Croat far-right blamed for defacing Bosnian anti-fascist memorial
The Yugoslav Partisans’ Necropolis in the Bosnian town of Mostar commemorating anti-Nazi rebels who died during the Second World War has been vandalised.
All 700 engraved stone memorials at the Partisan Memorial Cemetery, which opened in 1965, were smashed.
Dragan Markovina, a historian from Mostar, posted on Facebook: “Not even in the middle of the [Bosnian civil] war did fascists destroy the partisan cemetery as thoroughly as they did today”.
“They would write offensive graffiti, smash several markers but such a systematic smashing of each of the over 700 memorial markers dedicated to the fallen Mostar youth has not happened,” Markovina posted, according to Klix, a Bosnian media group.
“This could not have been done by two, three, five drunk people. This is obviously a part of some idea, plan or organisation – it’s as clear as day.”
Markovina said the Alliance of Anti-Fascists and other groups had been calling for greater protection for the site amid a clear threat.

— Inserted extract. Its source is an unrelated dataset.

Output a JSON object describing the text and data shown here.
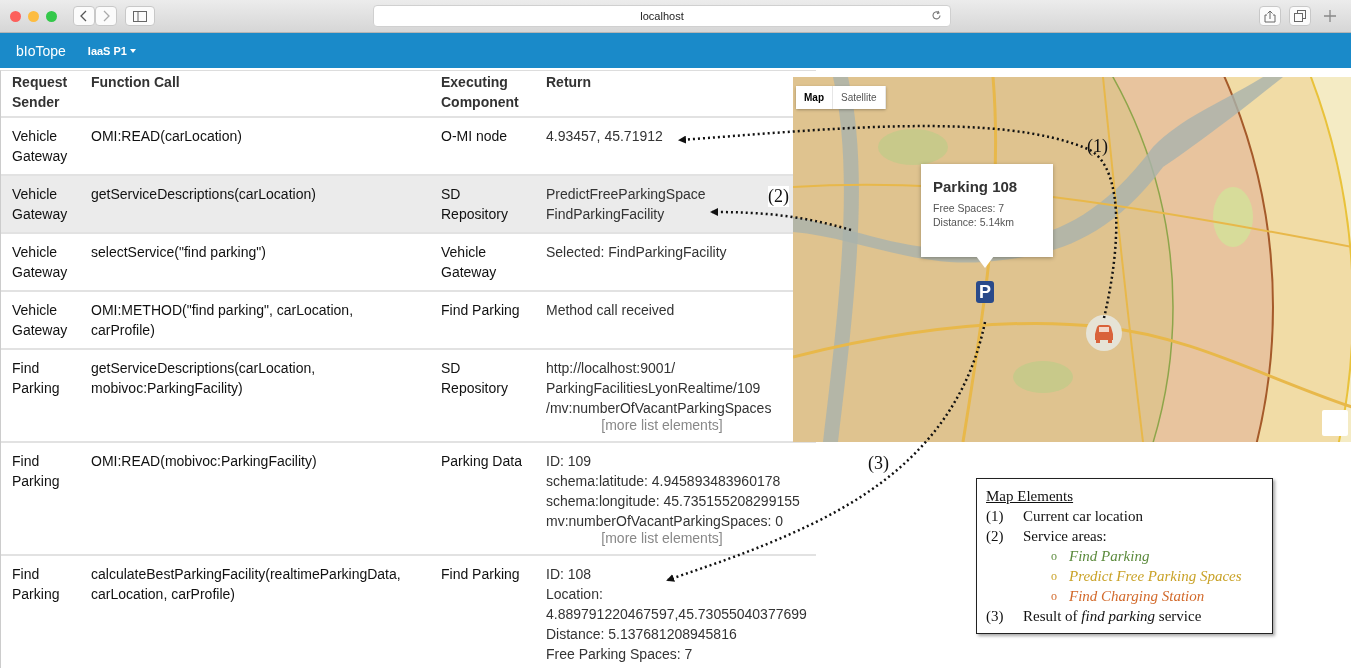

“It is constantly targeted by vandals. It is a political decision and it is something that the city of Mostar, those who rule it, refuse to do,” Markovina posted on the social-media page.
Mostar remains an ethnically divided city with one side dominated by Bosniaks and the other largely populated by ethnic Croats.

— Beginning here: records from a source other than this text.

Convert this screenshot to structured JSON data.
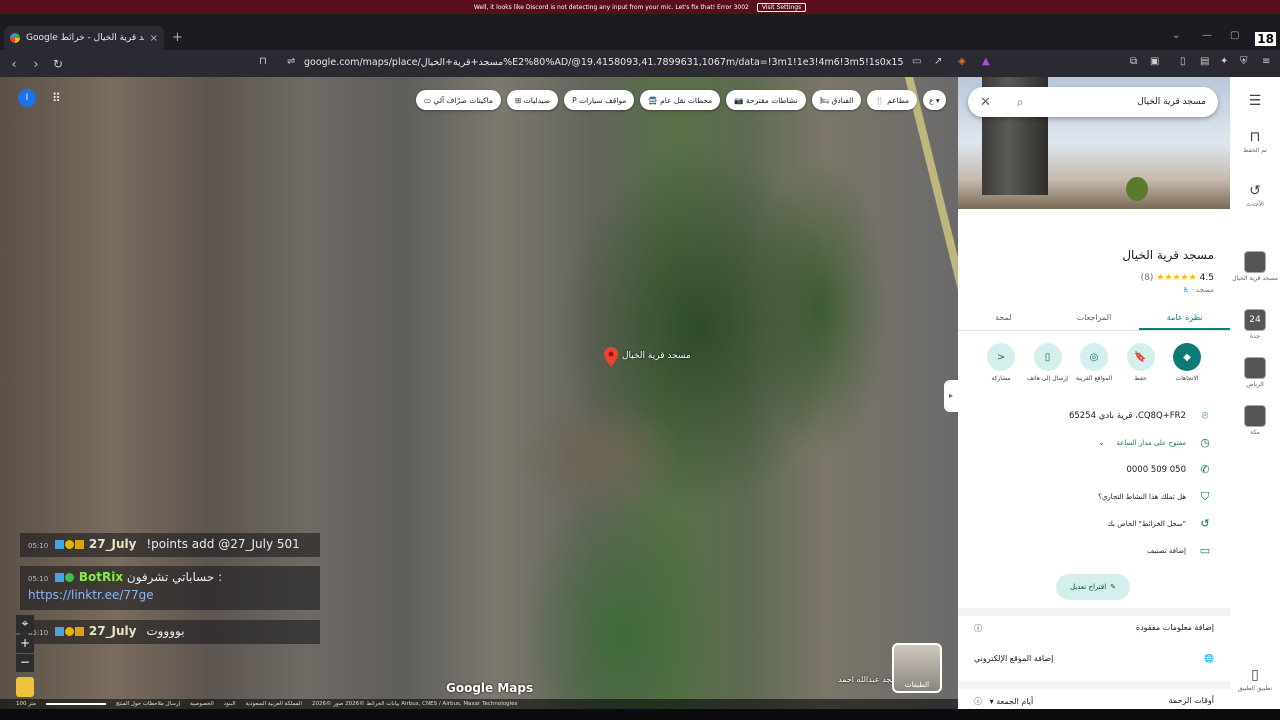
{
  "notification": {
    "text": "Well, it looks like Discord is not detecting any input from your mic. Let's fix that!   Error 3002",
    "button": "Visit Settings"
  },
  "browser": {
    "tab_title": "Google مسجد قرية الخيال - خرائط",
    "tab_close": "×",
    "new_tab": "+",
    "url": "google.com/maps/place/مسجد+قرية+الخيال%E2%80%AD/@19.4158093,41.7899631,1067m/data=!3m1!1e3!4m6!3m5!1s0x15e5996c3559e6b9:0...",
    "rating_badge": "18"
  },
  "map": {
    "user_initial": "I",
    "chips": [
      "مطاعم",
      "الفنادق",
      "نشاطات مقترحة",
      "محطات نقل عام",
      "مواقف سيارات",
      "صيدليات",
      "ماكينات صرّاف آلي"
    ],
    "chip_icons": [
      "🍴",
      "🛏",
      "📷",
      "🚍",
      "P",
      "⊞",
      "▭"
    ],
    "more_chip": "ع",
    "pin_label": "مسجد قرية الخيال",
    "secondary_label": "مسجد عبدالله احمد",
    "layers_label": "الطبقات",
    "logo": "Google Maps",
    "attribution": [
      "بيانات الخرائط ©2026 صور ©2026 Airbus, CNES / Airbus, Maxar Technologies",
      "المملكة العربية السعودية",
      "البنود",
      "الخصوصية",
      "إرسال ملاحظات حول المنتج",
      "100 متر"
    ],
    "zoom_in": "+",
    "zoom_out": "−"
  },
  "chat": [
    {
      "time": "05:10",
      "name": "27_July",
      "name_color": "#e9e4c6",
      "message": "!points add @27_July 501"
    },
    {
      "time": "05:10",
      "name": "BotRix",
      "name_color": "#7ff04a",
      "message": "حساباتي تشرفون :",
      "link": "https://linktr.ee/77ge"
    },
    {
      "time": "05:10",
      "name": "27_July",
      "name_color": "#e9e4c6",
      "message": "بووووت"
    }
  ],
  "panel": {
    "search_query": "مسجد قرية الخيال",
    "title": "مسجد قرية الخيال",
    "rating": "4.5",
    "stars": "★★★★★",
    "reviews": "(8)",
    "category": "مسجد ·",
    "tabs": [
      "نظرة عامة",
      "المراجعات",
      "لمحة"
    ],
    "actions": [
      {
        "label": "الاتجاهات",
        "icon": "◆"
      },
      {
        "label": "حفظ",
        "icon": "🔖"
      },
      {
        "label": "المواقع القريبة",
        "icon": "◎"
      },
      {
        "label": "إرسال إلى هاتف",
        "icon": "▯"
      },
      {
        "label": "مشاركة",
        "icon": "<"
      }
    ],
    "address": "CQ8Q+FR2، قرية بادي 65254",
    "hours": "مفتوح على مدار الساعة",
    "phone": "050 509 0000",
    "claim": "هل تملك هذا النشاط التجاري؟",
    "history": "\"سجل الخرائط\" الخاص بك",
    "add_label": "إضافة تصنيف",
    "suggest_edit": "اقتراح تعديل",
    "add_missing": "إضافة معلومات مفقودة",
    "add_website": "إضافة الموقع الإلكتروني",
    "busy_title": "أوقات الزحمة",
    "busy_day": "أيام الجمعة"
  },
  "rail": {
    "saved": "تم الحفظ",
    "recent": "الأحدث",
    "place1": "مسجد قرية الخيال",
    "place2": "جدة",
    "place3": "الرياض",
    "place4": "مكة",
    "app": "تطبيق الطبيق",
    "n24": "24"
  }
}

Mostar mayor Mario Kordic said the authorities would help to repair the site.
He posted on Facebook that while the “city administration is preparing projects for the protection and revitalisation of all cultural monuments, a group of vandals is systematically destroying them”.
Denis Zvizdic, the speaker of Bosnia’s House of Representatives, called it a “neo-fascist rampage”.
He said it sent an “ominous message” that the far-right “do not accept European and civilised values”.
The cemetery is one of the Balkans’ biggest anti-fascist monuments and has been targeted by right-wingers who have previously spray-painted messages of hate on the stones.
Zeljko Komsic, Bosnia’s Croat member of the tripartite presidency wrote in a Facebook post that the vandalism was a consequence of “HDZ politics”, referring to the nationalist Croat party.
The destruction of the now-reconstructed Mostar bridge in 1993 was a defining moment in the 1992-95 Bosnian civil war. Picture credit: Pixabay